WORK TO COMPLETE -
Where a line below holds the string "JSON", copy that line.

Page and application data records
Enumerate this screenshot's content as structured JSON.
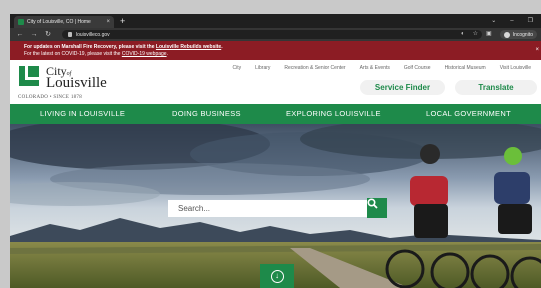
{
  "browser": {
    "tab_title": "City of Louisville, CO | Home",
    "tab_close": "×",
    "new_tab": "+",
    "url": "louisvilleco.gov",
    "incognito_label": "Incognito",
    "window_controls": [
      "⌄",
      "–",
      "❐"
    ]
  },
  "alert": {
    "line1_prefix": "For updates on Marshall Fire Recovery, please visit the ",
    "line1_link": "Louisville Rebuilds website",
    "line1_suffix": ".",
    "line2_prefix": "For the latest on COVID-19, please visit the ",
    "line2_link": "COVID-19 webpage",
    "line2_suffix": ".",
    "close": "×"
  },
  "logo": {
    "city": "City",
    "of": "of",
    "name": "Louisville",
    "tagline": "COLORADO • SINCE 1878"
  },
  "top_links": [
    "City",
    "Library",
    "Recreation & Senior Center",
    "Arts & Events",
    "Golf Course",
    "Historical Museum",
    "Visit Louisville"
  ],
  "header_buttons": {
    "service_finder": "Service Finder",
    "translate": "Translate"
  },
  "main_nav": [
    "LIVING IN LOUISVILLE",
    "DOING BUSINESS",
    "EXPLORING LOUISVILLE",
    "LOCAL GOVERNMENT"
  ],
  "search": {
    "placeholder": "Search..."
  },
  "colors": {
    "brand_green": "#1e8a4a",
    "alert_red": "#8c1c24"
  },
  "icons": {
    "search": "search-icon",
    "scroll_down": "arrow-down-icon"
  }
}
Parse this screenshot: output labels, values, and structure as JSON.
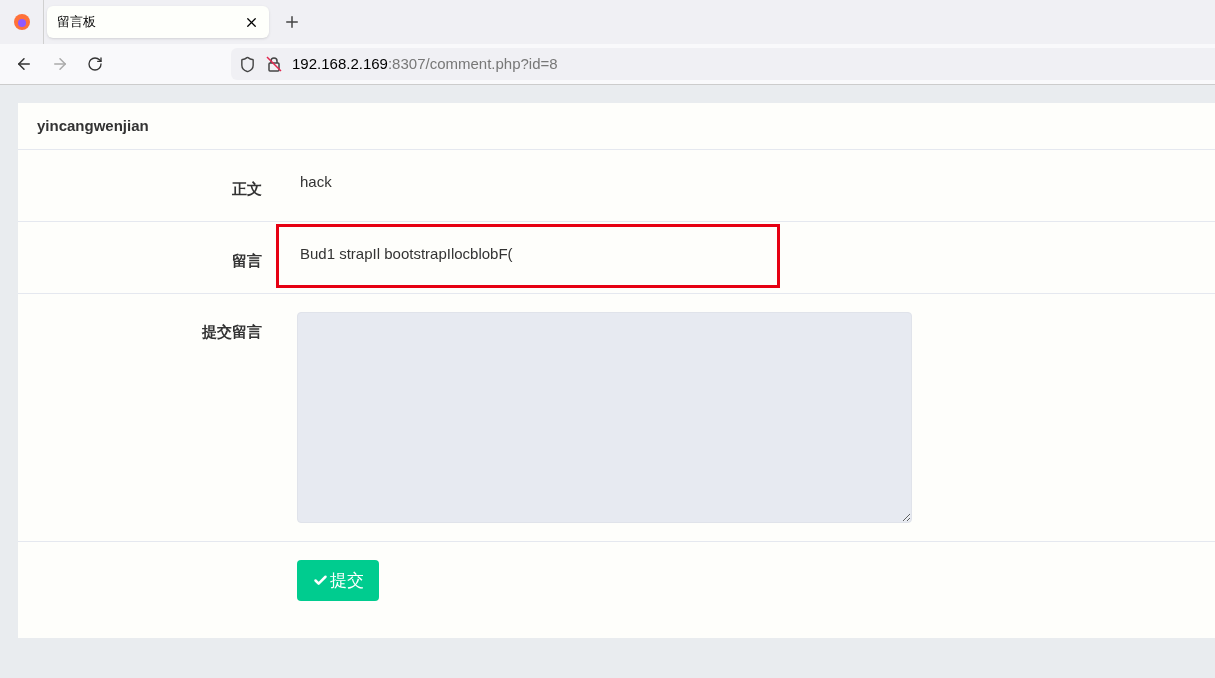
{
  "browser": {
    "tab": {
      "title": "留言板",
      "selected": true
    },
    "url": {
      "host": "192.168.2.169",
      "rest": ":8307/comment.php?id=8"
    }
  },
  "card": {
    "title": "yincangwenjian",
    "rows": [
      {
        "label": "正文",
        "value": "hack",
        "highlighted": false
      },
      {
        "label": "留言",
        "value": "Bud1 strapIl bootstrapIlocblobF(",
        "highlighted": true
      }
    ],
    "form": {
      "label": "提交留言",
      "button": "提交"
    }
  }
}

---

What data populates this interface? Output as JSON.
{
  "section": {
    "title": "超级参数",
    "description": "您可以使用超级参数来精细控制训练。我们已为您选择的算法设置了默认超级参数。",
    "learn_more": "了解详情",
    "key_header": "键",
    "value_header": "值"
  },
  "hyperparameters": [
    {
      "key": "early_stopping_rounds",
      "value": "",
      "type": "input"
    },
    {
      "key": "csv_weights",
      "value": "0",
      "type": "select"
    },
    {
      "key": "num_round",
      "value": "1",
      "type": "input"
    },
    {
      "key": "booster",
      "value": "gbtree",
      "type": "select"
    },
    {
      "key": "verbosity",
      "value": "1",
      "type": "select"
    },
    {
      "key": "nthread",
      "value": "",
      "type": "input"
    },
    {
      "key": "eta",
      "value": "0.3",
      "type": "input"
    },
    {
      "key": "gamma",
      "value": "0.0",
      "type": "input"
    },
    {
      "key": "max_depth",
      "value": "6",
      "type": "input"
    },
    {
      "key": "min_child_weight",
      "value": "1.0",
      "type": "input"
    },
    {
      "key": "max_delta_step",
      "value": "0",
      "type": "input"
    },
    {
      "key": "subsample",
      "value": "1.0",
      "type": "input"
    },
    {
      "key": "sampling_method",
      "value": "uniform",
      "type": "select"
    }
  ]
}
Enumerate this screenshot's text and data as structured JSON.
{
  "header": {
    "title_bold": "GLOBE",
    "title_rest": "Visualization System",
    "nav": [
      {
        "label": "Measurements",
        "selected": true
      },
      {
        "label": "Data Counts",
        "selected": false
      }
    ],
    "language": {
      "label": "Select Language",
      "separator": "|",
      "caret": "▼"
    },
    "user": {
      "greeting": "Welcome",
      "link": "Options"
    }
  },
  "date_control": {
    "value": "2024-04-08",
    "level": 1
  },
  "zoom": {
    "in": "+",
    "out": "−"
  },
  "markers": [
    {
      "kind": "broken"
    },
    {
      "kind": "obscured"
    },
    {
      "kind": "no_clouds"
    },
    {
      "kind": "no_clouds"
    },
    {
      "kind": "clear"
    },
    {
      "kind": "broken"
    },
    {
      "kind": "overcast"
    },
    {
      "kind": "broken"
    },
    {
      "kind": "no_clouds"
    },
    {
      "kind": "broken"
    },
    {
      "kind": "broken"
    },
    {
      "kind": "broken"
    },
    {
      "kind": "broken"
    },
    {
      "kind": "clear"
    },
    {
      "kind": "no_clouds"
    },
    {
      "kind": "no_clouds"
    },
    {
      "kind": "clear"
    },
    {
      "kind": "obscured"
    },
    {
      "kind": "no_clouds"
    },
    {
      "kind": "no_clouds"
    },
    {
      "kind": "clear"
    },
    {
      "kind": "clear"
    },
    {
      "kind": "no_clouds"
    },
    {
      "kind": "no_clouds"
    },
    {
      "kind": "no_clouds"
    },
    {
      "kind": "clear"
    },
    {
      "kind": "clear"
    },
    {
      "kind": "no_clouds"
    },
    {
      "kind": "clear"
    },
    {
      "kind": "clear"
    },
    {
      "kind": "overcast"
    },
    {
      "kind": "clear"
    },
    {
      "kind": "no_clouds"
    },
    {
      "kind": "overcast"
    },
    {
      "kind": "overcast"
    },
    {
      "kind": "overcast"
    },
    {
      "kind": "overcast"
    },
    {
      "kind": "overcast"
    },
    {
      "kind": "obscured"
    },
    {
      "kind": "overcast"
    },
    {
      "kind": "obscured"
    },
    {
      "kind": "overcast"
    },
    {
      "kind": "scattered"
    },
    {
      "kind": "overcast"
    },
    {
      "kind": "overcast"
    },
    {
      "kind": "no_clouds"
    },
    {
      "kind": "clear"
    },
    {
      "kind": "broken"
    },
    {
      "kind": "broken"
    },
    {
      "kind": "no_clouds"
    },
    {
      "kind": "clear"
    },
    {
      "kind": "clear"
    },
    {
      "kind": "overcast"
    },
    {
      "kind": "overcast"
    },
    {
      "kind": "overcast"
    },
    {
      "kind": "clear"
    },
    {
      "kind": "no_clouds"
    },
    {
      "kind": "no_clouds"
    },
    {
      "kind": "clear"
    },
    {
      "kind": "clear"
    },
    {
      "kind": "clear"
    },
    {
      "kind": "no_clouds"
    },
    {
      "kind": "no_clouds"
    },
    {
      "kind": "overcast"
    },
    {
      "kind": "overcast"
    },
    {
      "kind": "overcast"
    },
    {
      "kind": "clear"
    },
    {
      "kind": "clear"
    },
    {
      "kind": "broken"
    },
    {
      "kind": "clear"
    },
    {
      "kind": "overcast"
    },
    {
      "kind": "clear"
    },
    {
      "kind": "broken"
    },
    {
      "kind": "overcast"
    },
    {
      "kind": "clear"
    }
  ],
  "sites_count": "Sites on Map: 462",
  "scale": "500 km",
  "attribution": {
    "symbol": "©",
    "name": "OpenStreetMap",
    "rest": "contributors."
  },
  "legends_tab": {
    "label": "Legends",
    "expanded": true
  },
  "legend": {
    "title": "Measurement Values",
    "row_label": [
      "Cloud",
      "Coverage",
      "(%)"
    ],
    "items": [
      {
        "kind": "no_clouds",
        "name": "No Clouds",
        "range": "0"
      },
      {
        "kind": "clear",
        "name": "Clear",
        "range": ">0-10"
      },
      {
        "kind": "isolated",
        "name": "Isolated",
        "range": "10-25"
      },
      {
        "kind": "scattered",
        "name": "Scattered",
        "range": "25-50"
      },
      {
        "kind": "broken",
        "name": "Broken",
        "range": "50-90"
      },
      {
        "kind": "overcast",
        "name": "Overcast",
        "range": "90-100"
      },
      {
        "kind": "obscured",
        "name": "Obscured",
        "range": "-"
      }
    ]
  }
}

WRITTEN ANSWER -
Enumerate this screenshot's content as structured JSON.
Parse this screenshot: output labels, values, and structure as JSON.
What data populates this interface? Output as JSON.
Enumerate this screenshot's text and data as structured JSON.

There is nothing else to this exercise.